Federal Law Prohibits Mandates of Emergency Use COVID Vaccines, Tests, Masks — 3 Resources You Can Use to Inform Your School or Employer

By Aimee Villella McBride, Stephanie Locricchio | The Defender

With more than 100 U.S. colleges mandating COVID vaccines for in-person attendance and schools enforcing mask mandates, it’s critical people understand their rights.

The bottom line is this: mandating products authorized for Emergency Use Authorization status (EUA) violates federal law as detailed in the following legal notifications.

All COVID vaccines, COVID PCR and antigen tests, and masks are merely EUA-authorized, not approved or licensed, by the federal government. Long-term safety and efficacy have not been proven.
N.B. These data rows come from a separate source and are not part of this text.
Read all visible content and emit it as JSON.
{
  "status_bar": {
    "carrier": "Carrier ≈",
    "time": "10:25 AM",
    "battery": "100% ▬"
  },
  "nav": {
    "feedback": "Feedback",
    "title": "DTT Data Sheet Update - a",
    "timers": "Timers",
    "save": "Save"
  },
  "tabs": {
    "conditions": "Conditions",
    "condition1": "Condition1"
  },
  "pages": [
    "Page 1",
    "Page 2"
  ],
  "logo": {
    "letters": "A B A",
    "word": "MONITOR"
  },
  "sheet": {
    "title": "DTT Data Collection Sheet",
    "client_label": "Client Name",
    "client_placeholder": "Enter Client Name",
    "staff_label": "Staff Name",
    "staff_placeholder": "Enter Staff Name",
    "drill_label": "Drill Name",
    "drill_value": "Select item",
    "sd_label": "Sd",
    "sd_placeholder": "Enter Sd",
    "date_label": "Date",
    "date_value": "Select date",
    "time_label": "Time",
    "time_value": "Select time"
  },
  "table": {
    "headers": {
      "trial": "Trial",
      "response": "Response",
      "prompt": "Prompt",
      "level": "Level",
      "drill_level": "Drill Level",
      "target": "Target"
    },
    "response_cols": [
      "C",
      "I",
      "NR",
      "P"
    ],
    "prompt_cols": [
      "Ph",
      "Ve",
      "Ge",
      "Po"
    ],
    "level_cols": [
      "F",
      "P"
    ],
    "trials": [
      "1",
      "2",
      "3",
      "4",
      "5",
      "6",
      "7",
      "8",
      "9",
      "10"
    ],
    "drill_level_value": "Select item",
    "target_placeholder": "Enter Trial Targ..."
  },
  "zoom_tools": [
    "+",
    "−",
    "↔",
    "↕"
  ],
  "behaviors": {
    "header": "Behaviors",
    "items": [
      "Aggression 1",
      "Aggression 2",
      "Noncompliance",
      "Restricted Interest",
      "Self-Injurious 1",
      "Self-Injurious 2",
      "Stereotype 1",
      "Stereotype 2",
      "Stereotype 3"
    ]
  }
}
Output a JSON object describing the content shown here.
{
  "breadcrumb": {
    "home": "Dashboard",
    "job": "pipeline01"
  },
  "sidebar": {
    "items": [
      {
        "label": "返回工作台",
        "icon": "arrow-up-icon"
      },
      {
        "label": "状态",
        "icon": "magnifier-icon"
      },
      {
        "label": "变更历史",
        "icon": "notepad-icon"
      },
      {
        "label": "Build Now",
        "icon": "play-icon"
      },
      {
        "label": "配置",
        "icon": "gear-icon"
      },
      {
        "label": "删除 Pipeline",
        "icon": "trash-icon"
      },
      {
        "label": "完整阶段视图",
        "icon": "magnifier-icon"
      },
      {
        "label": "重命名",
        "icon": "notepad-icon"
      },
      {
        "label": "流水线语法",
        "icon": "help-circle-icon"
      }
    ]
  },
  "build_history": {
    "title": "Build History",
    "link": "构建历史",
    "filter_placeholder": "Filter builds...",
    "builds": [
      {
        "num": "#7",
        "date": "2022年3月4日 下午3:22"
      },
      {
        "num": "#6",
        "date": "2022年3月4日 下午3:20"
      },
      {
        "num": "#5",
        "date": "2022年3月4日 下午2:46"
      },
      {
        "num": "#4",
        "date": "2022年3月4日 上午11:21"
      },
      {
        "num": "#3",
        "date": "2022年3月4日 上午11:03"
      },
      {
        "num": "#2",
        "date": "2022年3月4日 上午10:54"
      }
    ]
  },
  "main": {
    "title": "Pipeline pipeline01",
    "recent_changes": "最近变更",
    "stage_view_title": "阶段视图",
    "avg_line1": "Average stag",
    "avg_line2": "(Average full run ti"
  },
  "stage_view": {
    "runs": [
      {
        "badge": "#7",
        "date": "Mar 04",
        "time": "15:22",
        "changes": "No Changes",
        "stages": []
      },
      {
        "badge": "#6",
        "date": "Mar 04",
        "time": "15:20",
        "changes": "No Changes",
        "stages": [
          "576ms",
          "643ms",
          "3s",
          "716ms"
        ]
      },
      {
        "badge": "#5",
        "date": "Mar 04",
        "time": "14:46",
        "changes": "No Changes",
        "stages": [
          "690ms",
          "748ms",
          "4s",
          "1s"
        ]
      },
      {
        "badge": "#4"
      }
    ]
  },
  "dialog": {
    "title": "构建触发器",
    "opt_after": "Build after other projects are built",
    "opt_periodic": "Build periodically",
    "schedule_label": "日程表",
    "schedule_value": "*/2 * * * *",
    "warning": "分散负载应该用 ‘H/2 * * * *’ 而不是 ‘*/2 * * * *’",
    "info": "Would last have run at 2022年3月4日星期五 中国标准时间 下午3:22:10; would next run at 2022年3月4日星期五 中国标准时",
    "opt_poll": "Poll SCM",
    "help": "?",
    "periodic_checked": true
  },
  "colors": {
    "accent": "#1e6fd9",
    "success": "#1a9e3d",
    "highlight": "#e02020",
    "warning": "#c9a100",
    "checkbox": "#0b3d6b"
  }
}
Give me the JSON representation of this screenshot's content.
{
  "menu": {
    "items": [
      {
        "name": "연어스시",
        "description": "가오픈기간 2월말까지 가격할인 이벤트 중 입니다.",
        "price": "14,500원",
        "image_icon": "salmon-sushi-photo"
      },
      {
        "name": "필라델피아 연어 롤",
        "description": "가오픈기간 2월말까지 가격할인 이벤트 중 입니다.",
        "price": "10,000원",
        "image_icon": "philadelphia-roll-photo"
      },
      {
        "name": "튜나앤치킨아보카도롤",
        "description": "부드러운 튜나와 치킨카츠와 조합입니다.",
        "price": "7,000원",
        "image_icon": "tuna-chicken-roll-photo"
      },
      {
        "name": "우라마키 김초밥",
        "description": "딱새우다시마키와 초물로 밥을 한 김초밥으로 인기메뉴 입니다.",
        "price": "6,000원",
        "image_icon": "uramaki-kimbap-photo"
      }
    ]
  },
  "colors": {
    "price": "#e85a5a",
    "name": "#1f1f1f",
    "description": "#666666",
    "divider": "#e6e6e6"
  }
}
EUA products are by definition experimental, which requires people to be given the right to refuse them. Under the Nuremberg Code, the foundation of ethical medicine, no one may be coerced to participate in a medical experiment. Consent of the individual is “absolutely essential.”

Earlier this year, Mary Holland, Children’s Health Defense president and general counsel, and attorney Greg Glaser stated that federal law prohibits employers from mandating EUA COVID vaccines (or EUA COVID-19 tests or masks).

Holland and Glaser wrote:

“If a vaccine has been issued EUA by the FDA, it is not fully licensed and must be voluntary. A private party, such as an employer, school, or hospital cannot circumvent the EUA law, which prohibits mandates. Indeed, the EUA law preventing mandates is so explicit that there is only one precedent case regarding an attempt to mandate an EUA vaccine.”

What to do if your school or employer says you must get the COVID vaccine

The Children’s Health Defense legal team has written three legal notifications that anyone faced with a COVID vaccineCOVID test, or mask mandate can use to inform employers and universities that they are violating federal law. You can download the three notifications here.

All of the notifications include this language: 

“Federal law, Title 21 U.S.C. § 360bbb-3(e)(1)(A)(ii)(I-III) of the Federal Food, Drug, and Cosmetic Act, states the following about products granted emergency authorization usage:

Individuals to whom the product is administered are informed—

(I) that the Secretary has authorized the emergency use of the product;

(II) of the significant known and potential benefits and risks of such use, and of the extent to which such benefits and risks are unknown; and

(III) of the option to accept or refuse administration of the product, of the consequences, if any, of refusing administration of the product, and of the alternatives to the product that is available and of their benefits and risks.

Any entity or organization that requires EUA COVID-19 vaccinations, COVID-19 tests or masks are in violation of federal law, and will likely face lawsuits if they don’t allow exemptions or alternatives.”

Submitting the notices prepared by Children’s Health Defense is the first step prior to seeking an exemption or taking legal action.

Vaccine exemption laws vary by state. Go to the National Vaccine Information Center to learn more about your state exemptions.

It’s critical to stand against mandates and preserve legally protected, fundamental human rights on issues related to health freedom. Don’t fall prey to coercion and pressure, use the resources available to protect your legal rights.